The letters home detail the conditions of France during the War and serve as an excellent resource as to what life was like for the French citizens and for French and American soldiers during 1918-1919. One of the letters home, dated February 23rd, 1918 by Helen states, “My work consists of meeting the wagons from the depots, listing the cases and telling the men where to place them, and tracing lost ones. In between tomes we open the cases and sort the contents. I am one of the best nail pullers in the world now” (item no. 35.2). In another letter written by Helen on March 7th, 1918 she says, “I like my work a lot but it is very strenuous. Tonight we are going to the Gard du Nords to distribute comfort bags and goods to the men returning to the front tonight – poor men, they dread it so. Any stray candy would be welcomed with open arms. No such things exist now over here” (item no. 35.8). On March 19th, 1918 Sarah wrote, “Mrs. Hill…gave me an introduction to a very attractive French person staying at this hotel. She has lost her husband and son in this war and has twenty-eight relatives fighting. We went to a French cinema tonight – all the plot was in French, but Charlie Chaplin was the hero, He is popular here too.”

In an undated, unsigned letter by one of the girls, it reads, “The people are awfully brave, but so sad. The children are underfed, hardly ever cry and pleased to death if they get any little thing we can find out of the comfort bags… We will always send you a cable if anything happens, so please take no news as good news always.” The letter continues with, “Everyone here has a “Jilleul” or an adopted soldier at the front whom they write to. The other night at the Canteen one boy in the artillery asked me if I would write him. He has been in the fight ever since the War started and I have had several letters, which I struggle to answer. They simply love to have someone to talk to.” (Item no. 38.5.2)

Another letter detailing the conditions states, “It is too bad the farm [Knollwood, in Lake Forest] is not nearer France, for milk is a great luxury, - 12Ȼ for the unbottled kind and that can only be bought at certain hours during the day. Living over here has certainly taught us not to waste anything. You do not take anything you are not going to eat, and you think before you help yourself.” (item no. 44.3)

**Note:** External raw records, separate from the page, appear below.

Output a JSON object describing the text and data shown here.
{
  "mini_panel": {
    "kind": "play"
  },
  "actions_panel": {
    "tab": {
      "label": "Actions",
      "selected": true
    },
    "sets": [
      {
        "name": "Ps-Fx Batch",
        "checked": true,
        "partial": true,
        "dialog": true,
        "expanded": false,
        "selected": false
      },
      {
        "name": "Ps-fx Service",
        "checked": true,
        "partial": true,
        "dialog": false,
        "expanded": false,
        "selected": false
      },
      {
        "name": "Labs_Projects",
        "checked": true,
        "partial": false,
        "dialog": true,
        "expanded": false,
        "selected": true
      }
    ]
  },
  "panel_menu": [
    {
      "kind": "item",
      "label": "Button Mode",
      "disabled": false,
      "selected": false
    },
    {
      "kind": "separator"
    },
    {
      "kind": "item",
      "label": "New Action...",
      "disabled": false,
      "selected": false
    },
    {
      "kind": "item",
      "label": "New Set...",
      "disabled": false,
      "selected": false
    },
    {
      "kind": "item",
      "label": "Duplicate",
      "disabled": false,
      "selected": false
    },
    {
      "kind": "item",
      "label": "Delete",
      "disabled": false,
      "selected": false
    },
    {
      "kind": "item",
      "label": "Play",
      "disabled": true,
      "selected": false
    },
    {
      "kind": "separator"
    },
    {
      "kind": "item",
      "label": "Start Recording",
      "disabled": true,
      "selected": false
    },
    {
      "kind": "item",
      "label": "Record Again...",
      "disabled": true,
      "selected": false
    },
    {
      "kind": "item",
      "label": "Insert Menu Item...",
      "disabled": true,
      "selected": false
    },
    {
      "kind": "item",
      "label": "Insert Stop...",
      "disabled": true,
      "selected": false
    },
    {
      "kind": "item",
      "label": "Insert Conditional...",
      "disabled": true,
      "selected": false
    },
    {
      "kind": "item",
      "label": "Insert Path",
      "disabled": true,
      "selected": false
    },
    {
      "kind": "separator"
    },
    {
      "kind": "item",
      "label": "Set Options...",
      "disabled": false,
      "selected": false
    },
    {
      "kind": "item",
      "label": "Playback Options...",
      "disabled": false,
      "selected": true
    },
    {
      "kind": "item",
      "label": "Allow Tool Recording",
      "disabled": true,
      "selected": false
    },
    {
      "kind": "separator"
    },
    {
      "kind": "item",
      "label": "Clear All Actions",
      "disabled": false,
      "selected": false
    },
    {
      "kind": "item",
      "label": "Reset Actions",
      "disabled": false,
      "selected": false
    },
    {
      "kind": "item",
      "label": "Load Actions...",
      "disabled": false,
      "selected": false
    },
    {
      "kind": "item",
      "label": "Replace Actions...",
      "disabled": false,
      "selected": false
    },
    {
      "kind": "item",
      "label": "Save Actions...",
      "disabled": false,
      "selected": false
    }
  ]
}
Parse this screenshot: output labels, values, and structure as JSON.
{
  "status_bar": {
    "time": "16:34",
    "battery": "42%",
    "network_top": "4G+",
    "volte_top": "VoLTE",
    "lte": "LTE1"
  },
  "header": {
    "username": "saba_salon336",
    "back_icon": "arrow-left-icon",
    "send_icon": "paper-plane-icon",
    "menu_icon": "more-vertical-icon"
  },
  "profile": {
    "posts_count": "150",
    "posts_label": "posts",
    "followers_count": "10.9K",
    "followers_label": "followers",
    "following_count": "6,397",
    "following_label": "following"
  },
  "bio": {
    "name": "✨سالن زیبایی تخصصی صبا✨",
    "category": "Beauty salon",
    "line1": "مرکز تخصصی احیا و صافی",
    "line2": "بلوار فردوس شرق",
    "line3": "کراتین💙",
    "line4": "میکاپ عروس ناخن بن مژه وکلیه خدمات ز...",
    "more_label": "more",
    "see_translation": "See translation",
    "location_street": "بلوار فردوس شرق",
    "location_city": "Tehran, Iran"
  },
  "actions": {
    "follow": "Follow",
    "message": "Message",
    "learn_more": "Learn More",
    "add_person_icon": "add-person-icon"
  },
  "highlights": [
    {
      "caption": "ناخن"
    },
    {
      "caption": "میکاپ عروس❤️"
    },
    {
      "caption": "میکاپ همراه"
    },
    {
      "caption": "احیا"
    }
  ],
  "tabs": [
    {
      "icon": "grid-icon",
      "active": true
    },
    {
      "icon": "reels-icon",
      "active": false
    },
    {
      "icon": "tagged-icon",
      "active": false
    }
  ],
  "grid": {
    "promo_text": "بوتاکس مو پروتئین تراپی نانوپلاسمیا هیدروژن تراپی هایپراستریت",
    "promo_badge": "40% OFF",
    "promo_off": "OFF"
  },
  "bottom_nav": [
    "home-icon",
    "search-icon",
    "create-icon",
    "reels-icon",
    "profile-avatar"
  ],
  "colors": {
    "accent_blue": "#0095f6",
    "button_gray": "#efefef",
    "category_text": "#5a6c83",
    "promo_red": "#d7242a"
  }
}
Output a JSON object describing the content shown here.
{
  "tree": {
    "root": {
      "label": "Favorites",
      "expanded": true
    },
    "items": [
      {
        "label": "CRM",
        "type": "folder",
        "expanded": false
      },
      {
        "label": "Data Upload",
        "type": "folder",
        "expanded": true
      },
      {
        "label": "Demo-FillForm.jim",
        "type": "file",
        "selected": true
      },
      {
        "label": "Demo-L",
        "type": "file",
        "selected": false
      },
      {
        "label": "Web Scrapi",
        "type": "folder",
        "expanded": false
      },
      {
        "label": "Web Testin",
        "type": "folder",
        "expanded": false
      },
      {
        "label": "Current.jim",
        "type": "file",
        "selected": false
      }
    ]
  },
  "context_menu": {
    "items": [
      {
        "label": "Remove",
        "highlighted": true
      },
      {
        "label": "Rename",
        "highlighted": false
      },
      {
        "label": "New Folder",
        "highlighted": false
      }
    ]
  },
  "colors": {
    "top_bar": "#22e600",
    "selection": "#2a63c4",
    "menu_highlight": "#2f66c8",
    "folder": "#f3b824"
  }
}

During her time in France, Helen Farwell would go on to meet Lieut. Richard D. Stevenson, also of Illinois. Stevenson was an ambulance driver who was awarded the Croix de Guerre for his service during an air raid. After a short time, the two were married in France on February 25th, 1919 by Reverend Chauncey Goodrich at the American Church in Paris with Sarah Farwell and Joshua Stevenson (Richard’s brother) as witnesses. Following their wedding, the couple vacationed in Monte Carlo for their honeymoon and eventually returned back to the U.S. that summer.


The Helen Farwell Stevenson collection provides us with a priceless firsthand account of what life was like in WWI France between 1918 and 1919. The letters and photographs help piece together the amazing story of two sisters who gave up their lives of luxury in order to “do their bit” in the Great War. As the Chicago Tribune printed on April 4th, 1918, “If there are any more young women like Sarah and Helen Farwell who want to come over to help us in the Paris depot of the American fund for French wounded we would love to have them.”